(Goal of the exercise) Nothing in the data may be omitted; output it all verbatim.

··· Records for the task ···

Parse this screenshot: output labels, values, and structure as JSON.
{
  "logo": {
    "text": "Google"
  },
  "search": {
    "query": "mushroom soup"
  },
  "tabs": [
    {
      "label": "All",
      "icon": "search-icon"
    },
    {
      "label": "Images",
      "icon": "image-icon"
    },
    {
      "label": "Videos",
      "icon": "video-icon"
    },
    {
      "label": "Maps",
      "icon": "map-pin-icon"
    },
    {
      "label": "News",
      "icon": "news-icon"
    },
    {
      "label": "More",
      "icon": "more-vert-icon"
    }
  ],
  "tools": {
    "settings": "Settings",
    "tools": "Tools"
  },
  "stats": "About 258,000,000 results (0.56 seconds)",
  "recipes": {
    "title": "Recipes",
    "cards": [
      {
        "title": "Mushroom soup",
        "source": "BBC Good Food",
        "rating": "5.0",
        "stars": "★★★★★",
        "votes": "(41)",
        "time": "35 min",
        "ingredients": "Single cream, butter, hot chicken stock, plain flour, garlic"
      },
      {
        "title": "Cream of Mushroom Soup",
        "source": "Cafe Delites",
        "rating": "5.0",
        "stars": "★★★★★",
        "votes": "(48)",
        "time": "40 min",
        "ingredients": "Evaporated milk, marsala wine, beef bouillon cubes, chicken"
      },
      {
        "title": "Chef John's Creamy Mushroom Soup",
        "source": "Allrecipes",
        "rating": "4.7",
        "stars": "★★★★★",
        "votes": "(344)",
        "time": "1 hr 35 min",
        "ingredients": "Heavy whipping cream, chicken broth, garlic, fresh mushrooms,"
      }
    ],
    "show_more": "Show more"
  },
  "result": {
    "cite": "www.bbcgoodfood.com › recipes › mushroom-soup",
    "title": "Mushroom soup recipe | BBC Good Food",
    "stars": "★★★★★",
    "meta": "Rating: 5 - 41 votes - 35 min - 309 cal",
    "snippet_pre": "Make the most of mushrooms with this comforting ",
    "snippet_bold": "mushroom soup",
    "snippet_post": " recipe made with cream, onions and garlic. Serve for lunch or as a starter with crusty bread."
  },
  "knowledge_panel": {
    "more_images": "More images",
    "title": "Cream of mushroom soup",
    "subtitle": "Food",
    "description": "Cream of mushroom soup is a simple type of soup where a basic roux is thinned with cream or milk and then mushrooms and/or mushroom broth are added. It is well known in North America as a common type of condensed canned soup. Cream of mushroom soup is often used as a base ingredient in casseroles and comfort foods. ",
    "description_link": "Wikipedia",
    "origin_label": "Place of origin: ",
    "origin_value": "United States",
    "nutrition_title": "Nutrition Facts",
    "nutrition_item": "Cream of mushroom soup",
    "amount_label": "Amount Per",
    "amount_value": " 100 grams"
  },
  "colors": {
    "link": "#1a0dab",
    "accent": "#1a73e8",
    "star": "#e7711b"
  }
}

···

(Response for this exercise)
Parse this screenshot: output labels, values, and structure as JSON.
{
  "logo": {
    "text": "Google"
  },
  "search": {
    "query": "mushroom soup"
  },
  "tabs": [
    {
      "label": "All",
      "icon": "search-icon"
    },
    {
      "label": "Images",
      "icon": "image-icon"
    },
    {
      "label": "Videos",
      "icon": "video-icon"
    },
    {
      "label": "Maps",
      "icon": "map-pin-icon"
    },
    {
      "label": "News",
      "icon": "news-icon"
    },
    {
      "label": "More",
      "icon": "more-vert-icon"
    }
  ],
  "tools": {
    "settings": "Settings",
    "tools": "Tools"
  },
  "stats": "About 258,000,000 results (0.56 seconds)",
  "recipes": {
    "title": "Recipes",
    "cards": [
      {
        "title": "Mushroom soup",
        "source": "BBC Good Food",
        "rating": "5.0",
        "stars": "★★★★★",
        "votes": "(41)",
        "time": "35 min",
        "ingredients": "Single cream, butter, hot chicken stock, plain flour, garlic"
      },
      {
        "title": "Cream of Mushroom Soup",
        "source": "Cafe Delites",
        "rating": "5.0",
        "stars": "★★★★★",
        "votes": "(48)",
        "time": "40 min",
        "ingredients": "Evaporated milk, marsala wine, beef bouillon cubes, chicken"
      },
      {
        "title": "Chef John's Creamy Mushroom Soup",
        "source": "Allrecipes",
        "rating": "4.7",
        "stars": "★★★★★",
        "votes": "(344)",
        "time": "1 hr 35 min",
        "ingredients": "Heavy whipping cream, chicken broth, garlic, fresh mushrooms,"
      }
    ],
    "show_more": "Show more"
  },
  "result": {
    "cite": "www.bbcgoodfood.com › recipes › mushroom-soup",
    "title": "Mushroom soup recipe | BBC Good Food",
    "stars": "★★★★★",
    "meta": "Rating: 5 - 41 votes - 35 min - 309 cal",
    "snippet_pre": "Make the most of mushrooms with this comforting ",
    "snippet_bold": "mushroom soup",
    "snippet_post": " recipe made with cream, onions and garlic. Serve for lunch or as a starter with crusty bread."
  },
  "knowledge_panel": {
    "more_images": "More images",
    "title": "Cream of mushroom soup",
    "subtitle": "Food",
    "description": "Cream of mushroom soup is a simple type of soup where a basic roux is thinned with cream or milk and then mushrooms and/or mushroom broth are added. It is well known in North America as a common type of condensed canned soup. Cream of mushroom soup is often used as a base ingredient in casseroles and comfort foods. ",
    "description_link": "Wikipedia",
    "origin_label": "Place of origin: ",
    "origin_value": "United States",
    "nutrition_title": "Nutrition Facts",
    "nutrition_item": "Cream of mushroom soup",
    "amount_label": "Amount Per",
    "amount_value": " 100 grams"
  },
  "colors": {
    "link": "#1a0dab",
    "accent": "#1a73e8",
    "star": "#e7711b"
  }
}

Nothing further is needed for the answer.